Sex workers we interviewed sought to normalize the reputation of their jobs, which ranged from pornographic film acting to escorting. Workers emphasized that their job was “work just like any other job”, often drawing attention to the professionalism and bureaucracy that is a common part of work on porn sets. Further, having engaged in jobs that are highly stigmatized, many of these workers end up “sticking to it” with future employment. That is, they deepen their commitment to this line of work by identifying with it while also bundling together part-time and contract-based jobs within the same industry.
By contrast, we found that frontline restaurant workers tend to downplay their engagement with their serving, bartending, and hosting jobs. Many of those we interviewed rejected being called “restaurant workers” entirely, preferring to focus instead on their identities garnered from other activities and roles, such as being a college student or an aspiring “professional.” The job search strategies these workers use reflect this same orientation. By “opting for alternatives,” many of the workers in this group deliberately seek part-time employment outside of the restaurant industry in order to shore up their work identities.
As we argue, the distinct strategies that non-standard workers in this study use provide valuable insights into how people attempt to manage their work identities (which are fluid) in conjunction with their job search strategies (which are ongoing out of necessity). Of course, many other factors affect who has access to what jobs in our society; persistent forms of racism, sexism, and classism play a large role in excluding some workers from otherwise desirable employment opportunities. Yet our study points to more subtle processes that also affect how workers manage their employment today: the distinctly positive or negative reputation of jobs themselves in our society.
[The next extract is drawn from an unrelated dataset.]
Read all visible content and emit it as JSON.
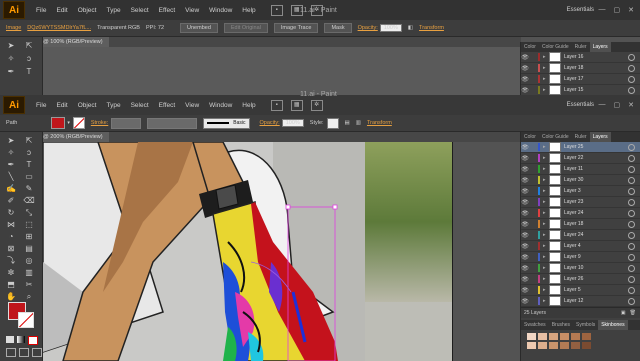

Which brings us back to the Great Resignation. While many workers are moving away from jobs due to unsatisfactory material conditions, these shifts happen in a context where workers are strategically thinking about what certain job changes will mean for their own work identity, tied to past, present, and future employment. For some, this can mean leaning into different roles within the same industry while for others, pursing opportunities further afoot. In either case, the way people see themselves through their work is reflected in a job search process that has proved ongoing in an era of rising nonstandard work.
Eli R. Wilson and David Scheiber. “Sticking to it or Opting for Alternatives: Managing Contested Work Identities in Nonstandard Work” in Qualitative Sociology 2022.
Image: Astrid Westvang via Flickr (CC BY 2.0)